Owing to these considerations, it could also be stated that there is a higher probability of a female misleading justice, by showing excess sympathy for the culprit. This is the exact wisdom lying beneath the Divine decree, which holds the testimonies of two female witnesses to count as one.
On the other hand, Islam regulates the process of testifying before law in close accordance with the psychological structures of human beings. For instance, the testimony of women alone is considered sufficient in specific circumstances involving incidents impossible for males to witness.
Those who use the question of the testimony of women as a pretext to indict Islam with holding a lower opinion of women, either fail to understand or do not even wish to understand that Islam, by virtue of taking into consideration the unchangeable predispositional nature of human beings, as well as the entire community, in establishing a balance of justice between rights and responsibilities, could never be further remote from such unfounded allegations.
Femininity is perfected through the protection and promotion of the wonderful capacities women have been given by the Almighty. If a woman directs her natural capabilities in the opposite direction of Divine resolve and bids farewell to her own reality, she will end up squandering all her worth, and in consequence will lose her inner peace, falling into despondency and misery. Worse still, the sanctuary that is the family will become derelict, and the fiber of society, in turn, will wither away.

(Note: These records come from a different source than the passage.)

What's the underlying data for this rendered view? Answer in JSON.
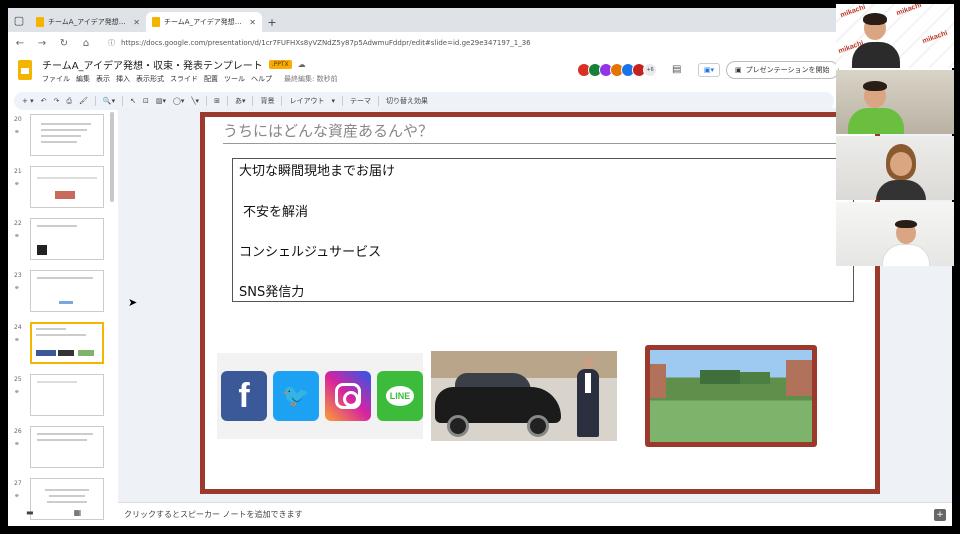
{
  "browser": {
    "tabs": [
      {
        "title": "チームA_アイデア発想・収束・発表テ"
      },
      {
        "title": "チームA_アイデア発想・収束・発表テ"
      }
    ],
    "url": "https://docs.google.com/presentation/d/1cr7FUFHXs8yVZNdZ5y87p5AdwmuFddpr/edit#slide=id.ge29e347197_1_36"
  },
  "docs": {
    "title": "チームA_アイデア発想・収束・発表テンプレート",
    "badge": ".PPTX",
    "menu": [
      "ファイル",
      "編集",
      "表示",
      "挿入",
      "表示形式",
      "スライド",
      "配置",
      "ツール",
      "ヘルプ"
    ],
    "last_edit": "最終編集: 数秒前",
    "avatar_more": "+6",
    "present_label": "プレゼンテーションを開始",
    "avatar_colors": [
      "#d93025",
      "#188038",
      "#9334e6",
      "#e37400",
      "#1a73e8",
      "#c5221f"
    ]
  },
  "toolbar": {
    "background": "背景",
    "layout": "レイアウト",
    "theme": "テーマ",
    "transition": "切り替え効果"
  },
  "filmstrip": {
    "slides": [
      {
        "num": "20"
      },
      {
        "num": "21"
      },
      {
        "num": "22"
      },
      {
        "num": "23"
      },
      {
        "num": "24",
        "active": true
      },
      {
        "num": "25"
      },
      {
        "num": "26"
      },
      {
        "num": "27"
      }
    ]
  },
  "slide": {
    "title": "うちにはどんな資産あるんや？",
    "items": [
      "大切な瞬間現地までお届け",
      "不安を解消",
      "コンシェルジュサービス",
      "SNS発信力"
    ],
    "social_icons": [
      {
        "name": "facebook",
        "glyph": "f"
      },
      {
        "name": "twitter",
        "glyph": "🐦"
      },
      {
        "name": "instagram",
        "glyph": ""
      },
      {
        "name": "line",
        "glyph": "LINE"
      }
    ]
  },
  "notes": {
    "placeholder": "クリックするとスピーカー ノートを追加できます"
  },
  "video": {
    "watermark": "mikachi"
  }
}
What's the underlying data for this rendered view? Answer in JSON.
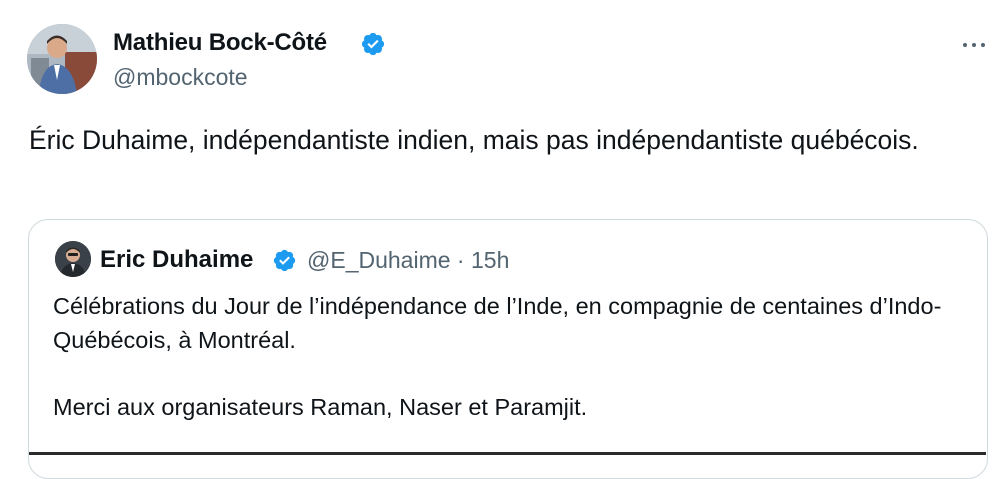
{
  "tweet": {
    "author": {
      "name": "Mathieu Bock-Côté",
      "handle": "@mbockcote",
      "verified": true
    },
    "more_icon": "more-horizontal-icon",
    "text": "Éric Duhaime, indépendantiste indien, mais pas indépendantiste québécois."
  },
  "quoted_tweet": {
    "author": {
      "name": "Eric Duhaime",
      "handle": "@E_Duhaime",
      "verified": true
    },
    "time": "15h",
    "separator": "·",
    "text": "Célébrations du Jour de l’indépendance de l’Inde, en compagnie de centaines d’Indo-Québécois, à Montréal.\n\nMerci aux organisateurs Raman, Naser et Paramjit."
  },
  "colors": {
    "verified": "#1d9bf0",
    "secondary_text": "#536471",
    "border": "#cfd9de"
  }
}
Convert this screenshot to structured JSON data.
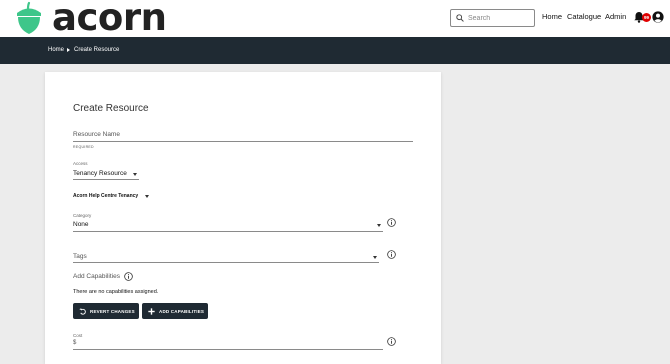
{
  "header": {
    "logo_text": "acorn",
    "logo_icon": "acorn-icon",
    "search_placeholder": "Search",
    "nav": [
      "Home",
      "Catalogue",
      "Admin"
    ],
    "notification_count": "99",
    "brand_color": "#3ec68a"
  },
  "breadcrumb": {
    "items": [
      "Home",
      "Create Resource"
    ]
  },
  "form": {
    "title": "Create Resource",
    "resource_name": {
      "label": "Resource Name",
      "value": "",
      "hint": "REQUIRED"
    },
    "access": {
      "label": "Access",
      "value": "Tenancy Resource"
    },
    "tenancy": {
      "value": "Acorn Help Centre Tenancy"
    },
    "category": {
      "label": "Category",
      "value": "None"
    },
    "tags": {
      "label": "Tags",
      "value": ""
    },
    "capabilities": {
      "label": "Add Capabilities",
      "empty_text": "There are no capabilities assigned.",
      "revert_label": "REVERT CHANGES",
      "add_label": "ADD CAPABILITIES"
    },
    "cost": {
      "label": "Cost",
      "prefix": "$"
    }
  },
  "colors": {
    "dark_bar": "#1f2a33",
    "badge": "#e00000"
  }
}
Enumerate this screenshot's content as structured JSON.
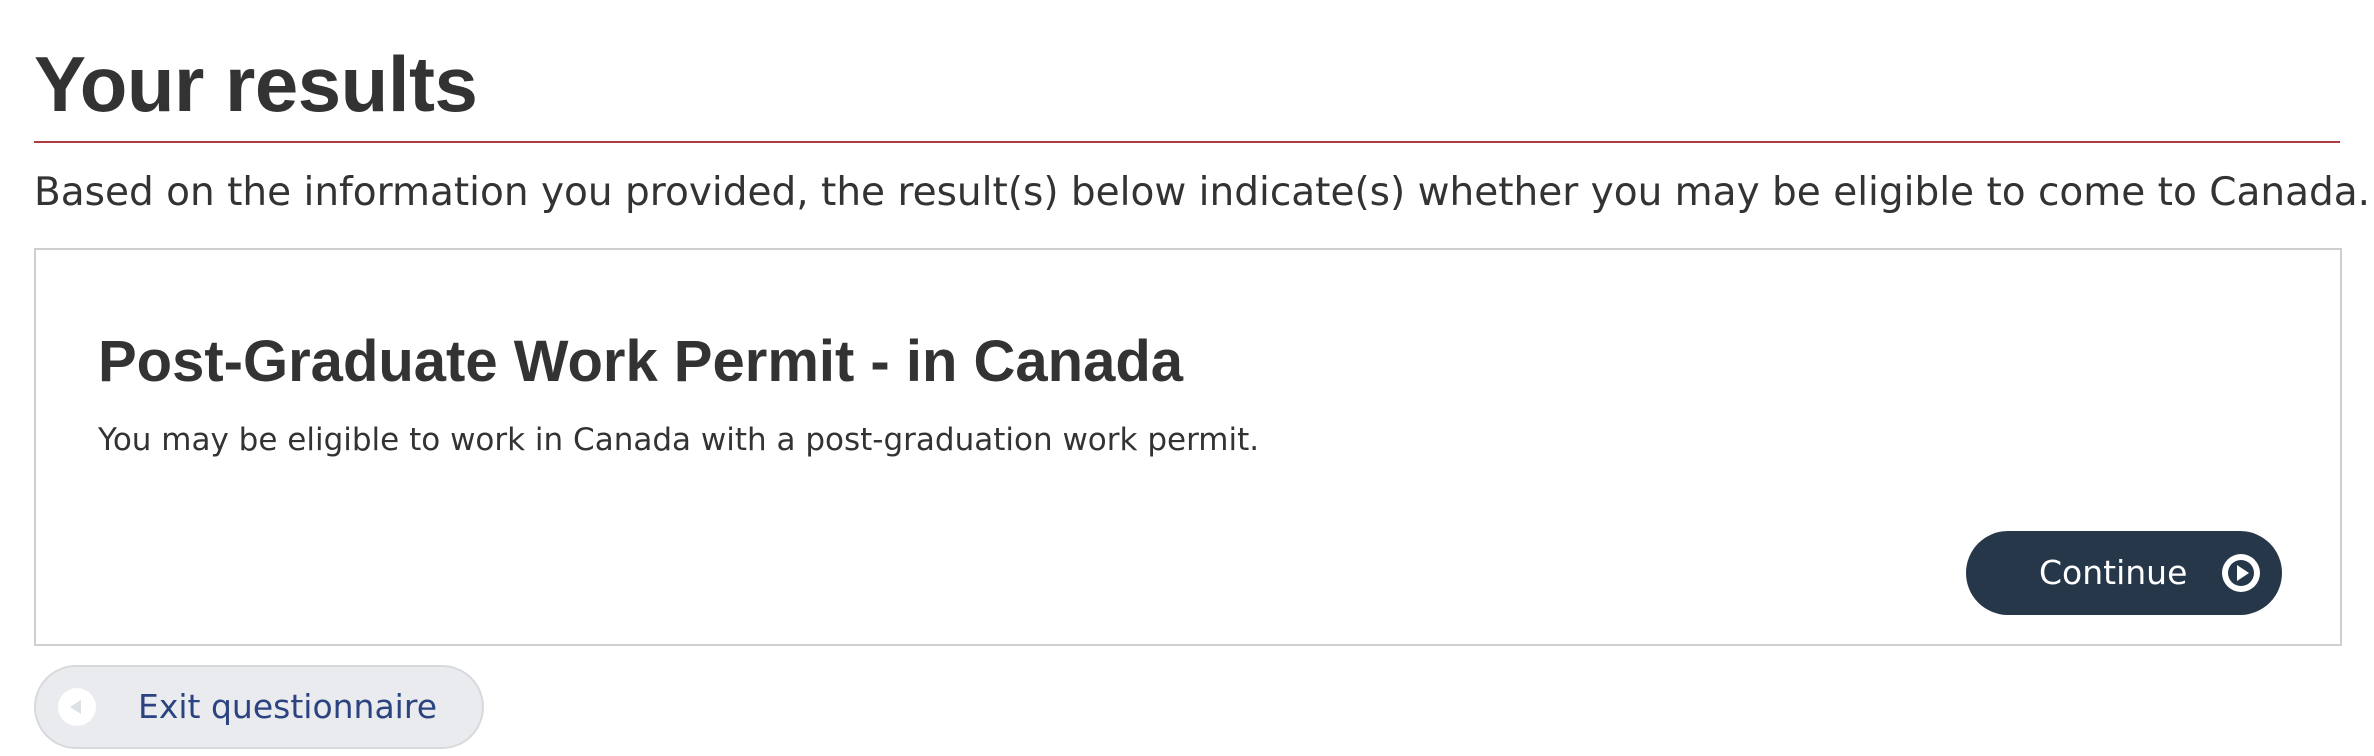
{
  "header": {
    "title": "Your results"
  },
  "intro": {
    "text": "Based on the information you provided, the result(s) below indicate(s) whether you may be eligible to come to Canada."
  },
  "result": {
    "title": "Post-Graduate Work Permit - in Canada",
    "description": "You may be eligible to work in Canada with a post-graduation work permit.",
    "continue_label": "Continue",
    "continue_icon": "play-circle-icon"
  },
  "footer": {
    "exit_label": "Exit questionnaire",
    "exit_icon": "back-circle-icon"
  },
  "colors": {
    "title_rule": "#af3c43",
    "primary_button": "#26374a",
    "secondary_button": "#e9ebee",
    "link_text": "#2b4380"
  }
}
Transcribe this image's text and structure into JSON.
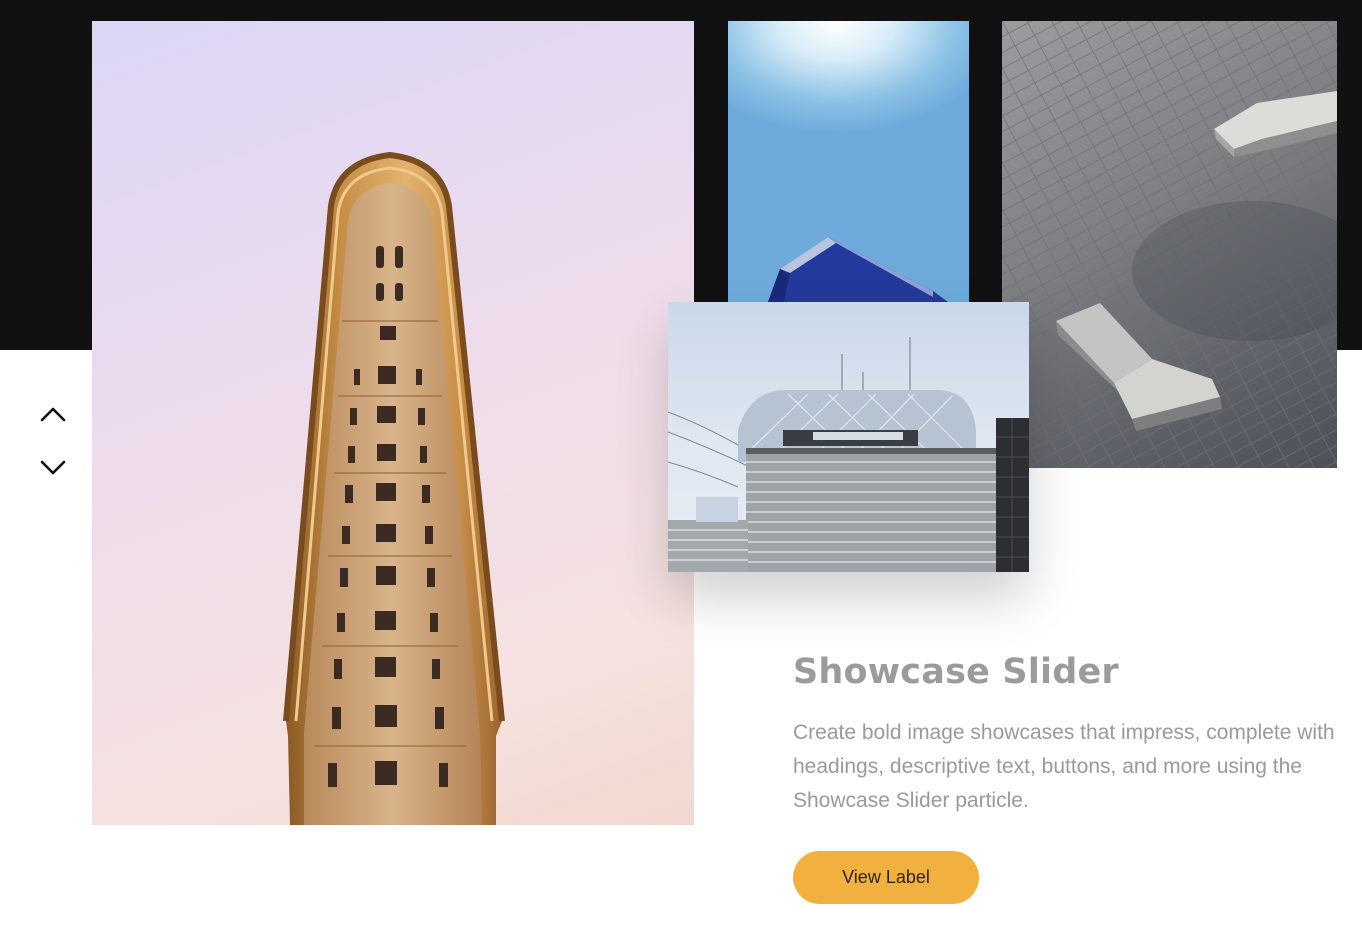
{
  "slider": {
    "title": "Showcase Slider",
    "description": "Create bold image showcases that impress, complete with headings, descriptive text, buttons, and more using the Showcase Slider particle.",
    "button_label": "View Label"
  },
  "navigation": {
    "previous_icon": "chevron-up-icon",
    "next_icon": "chevron-down-icon"
  },
  "colors": {
    "header_band": "#111111",
    "button": "#f2b13f",
    "title_text": "#9b9b9b",
    "body_text": "#9a9a9a"
  }
}
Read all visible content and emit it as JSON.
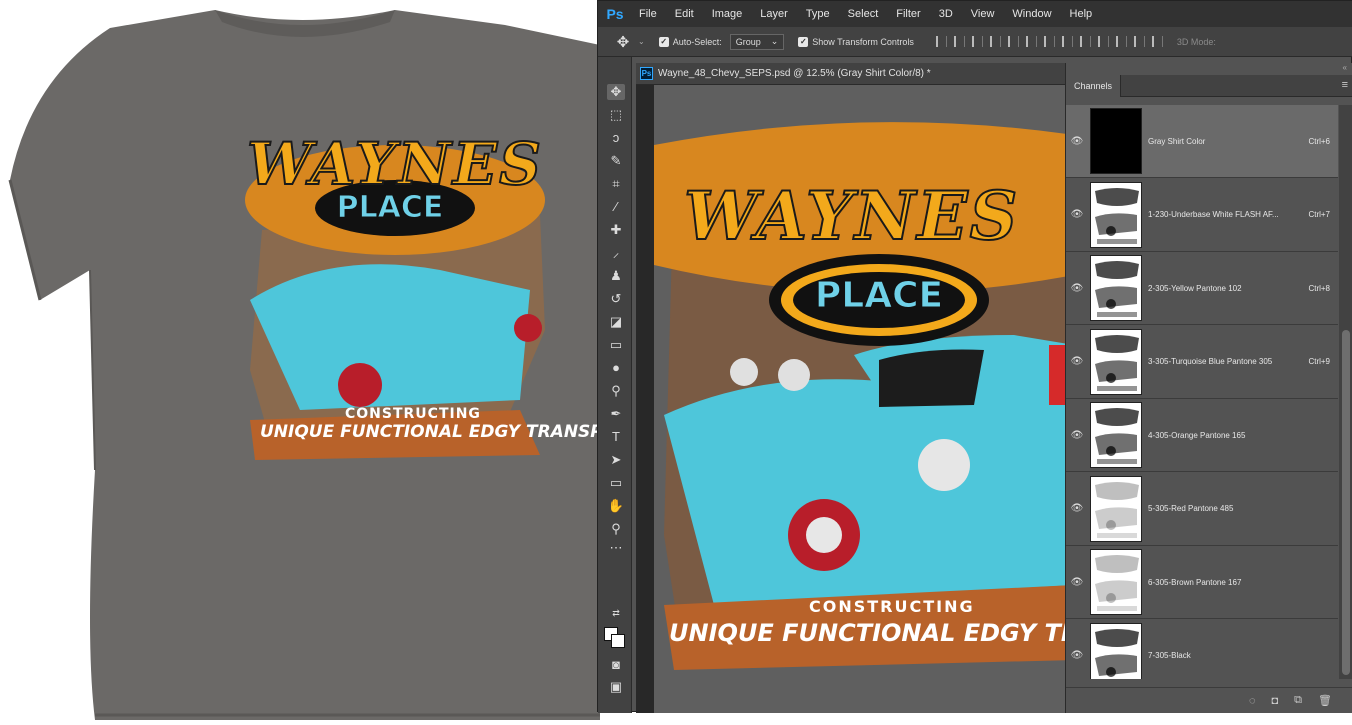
{
  "app": {
    "logo": "Ps",
    "menu": [
      "File",
      "Edit",
      "Image",
      "Layer",
      "Type",
      "Select",
      "Filter",
      "3D",
      "View",
      "Window",
      "Help"
    ]
  },
  "options": {
    "auto_select_label": "Auto-Select:",
    "auto_select_checked": true,
    "group_value": "Group",
    "show_transform_label": "Show Transform Controls",
    "show_transform_checked": true,
    "mode_3d": "3D Mode:"
  },
  "document": {
    "tab_title": "Wayne_48_Chevy_SEPS.psd @ 12.5% (Gray Shirt Color/8) *"
  },
  "artwork": {
    "logo": "WAYNES",
    "place": "PLACE",
    "constructing": "CONSTRUCTING",
    "tagline": "UNIQUE FUNCTIONAL EDGY TRANSPORTATION",
    "tagline_cropped": "UNIQUE FUNCTIONAL EDGY TRANSPORTA"
  },
  "channels_panel": {
    "tab_label": "Channels",
    "channels": [
      {
        "name": "Gray Shirt Color",
        "shortcut": "Ctrl+6",
        "thumb": "black",
        "selected": true
      },
      {
        "name": "1-230-Underbase White FLASH AF...",
        "shortcut": "Ctrl+7",
        "thumb": "art",
        "selected": false
      },
      {
        "name": "2-305-Yellow Pantone 102",
        "shortcut": "Ctrl+8",
        "thumb": "art",
        "selected": false
      },
      {
        "name": "3-305-Turquoise Blue Pantone 305",
        "shortcut": "Ctrl+9",
        "thumb": "art",
        "selected": false
      },
      {
        "name": "4-305-Orange Pantone 165",
        "shortcut": "",
        "thumb": "art",
        "selected": false
      },
      {
        "name": "5-305-Red Pantone 485",
        "shortcut": "",
        "thumb": "light",
        "selected": false
      },
      {
        "name": "6-305-Brown Pantone 167",
        "shortcut": "",
        "thumb": "light",
        "selected": false
      },
      {
        "name": "7-305-Black",
        "shortcut": "",
        "thumb": "art",
        "selected": false
      }
    ]
  },
  "colors": {
    "ps_blue": "#31a8ff",
    "shirt_gray": "#6b6967",
    "panel_bg": "#535353"
  }
}
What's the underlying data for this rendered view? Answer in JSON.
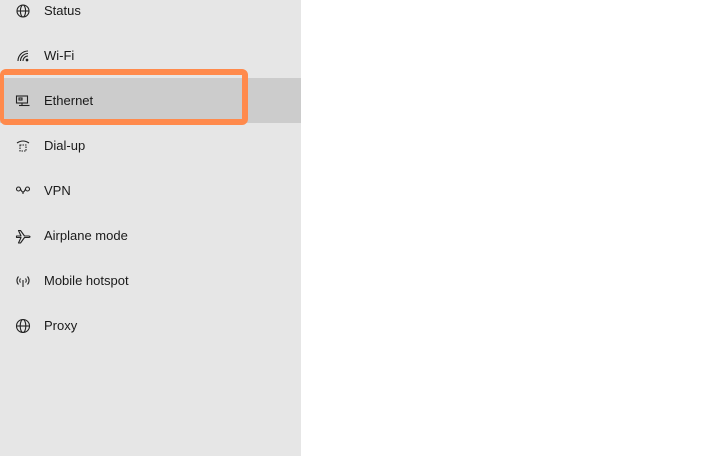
{
  "sidebar": {
    "items": [
      {
        "label": "Status",
        "icon": "globe-status-icon"
      },
      {
        "label": "Wi-Fi",
        "icon": "wifi-icon"
      },
      {
        "label": "Ethernet",
        "icon": "ethernet-icon",
        "selected": true
      },
      {
        "label": "Dial-up",
        "icon": "dialup-icon"
      },
      {
        "label": "VPN",
        "icon": "vpn-icon"
      },
      {
        "label": "Airplane mode",
        "icon": "airplane-icon"
      },
      {
        "label": "Mobile hotspot",
        "icon": "hotspot-icon"
      },
      {
        "label": "Proxy",
        "icon": "globe-icon"
      }
    ]
  },
  "colors": {
    "sidebar_bg": "#e6e6e6",
    "selected_bg": "#cccccc",
    "highlight_border": "#ff8a4c"
  }
}
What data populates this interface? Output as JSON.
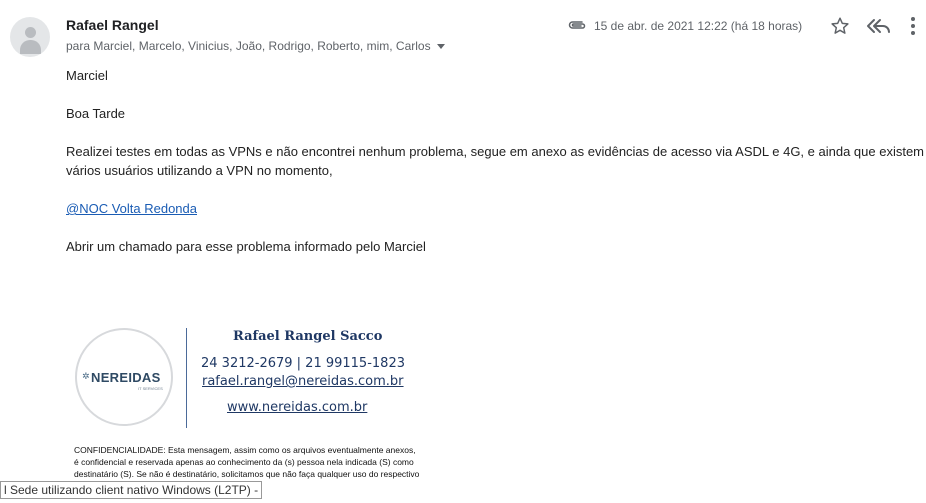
{
  "header": {
    "sender": "Rafael Rangel",
    "recipients": "para Marciel, Marcelo, Vinicius, João, Rodrigo, Roberto, mim, Carlos",
    "date": "15 de abr. de 2021 12:22 (há 18 horas)"
  },
  "icons": {
    "attachment": "paperclip-icon",
    "star": "star-icon",
    "reply_all": "reply-all-icon",
    "more": "more-vert-icon"
  },
  "message": {
    "greeting": "Marciel",
    "salutation": "Boa Tarde",
    "para1_line1": "Realizei testes em todas as VPNs e não encontrei nenhum problema, segue em anexo as evidências de acesso via ASDL e 4G, e ainda que existem",
    "para1_line2": "vários usuários utilizando a VPN no momento,",
    "mention": "@NOC Volta Redonda",
    "para2": "Abrir um chamado para esse problema informado pelo Marciel"
  },
  "signature": {
    "logo_text": "NEREIDAS",
    "logo_subtext": "IT SERVICES",
    "name": "Rafael Rangel Sacco",
    "phones": "24 3212-2679 | 21 99115-1823",
    "email": "rafael.rangel@nereidas.com.br",
    "website": "www.nereidas.com.br"
  },
  "confidentiality": {
    "line1": "CONFIDENCIALIDADE:  Esta mensagem, assim como os arquivos eventualmente anexos,",
    "line2": "é confidencial e reservada apenas ao conhecimento da (s) pessoa nela indicada (S) como",
    "line3": "destinatário (S). Se não é destinatário, solicitamos que não faça qualquer uso do respectivo"
  },
  "tooltip": {
    "text": "l Sede utilizando client nativo Windows (L2TP) -"
  },
  "colors": {
    "link": "#1a5cb4",
    "signature": "#1f3864"
  }
}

Our age has seen the commencing of an artificial and unjust race for equality between men and women. In total defiance of the natural characteristics of women, the race strikes a major blow directly at the heart of the feminine qualities of women, including motherhood, and is consequently detrimental to the family institution. The unfortunately common contemporary practice of abortion, which is an upshot of this race, is the modern version of the practice of burying the female children alive so common in the Age of Ignorance. A mere difference of clothing is the only thing that separates the fatigued and lethargic women of our times from those of the Age of Ignorance. Without a doubt, this is a social catastrophe brought on by a spiritless, materialistic education.
 Ahmad, III, 352, 375.  Mecelle, article. 1685.
Source: Osman Nuri Topbaş, The Prophet Muhammed Mustafa the Elect II, Erkam Publications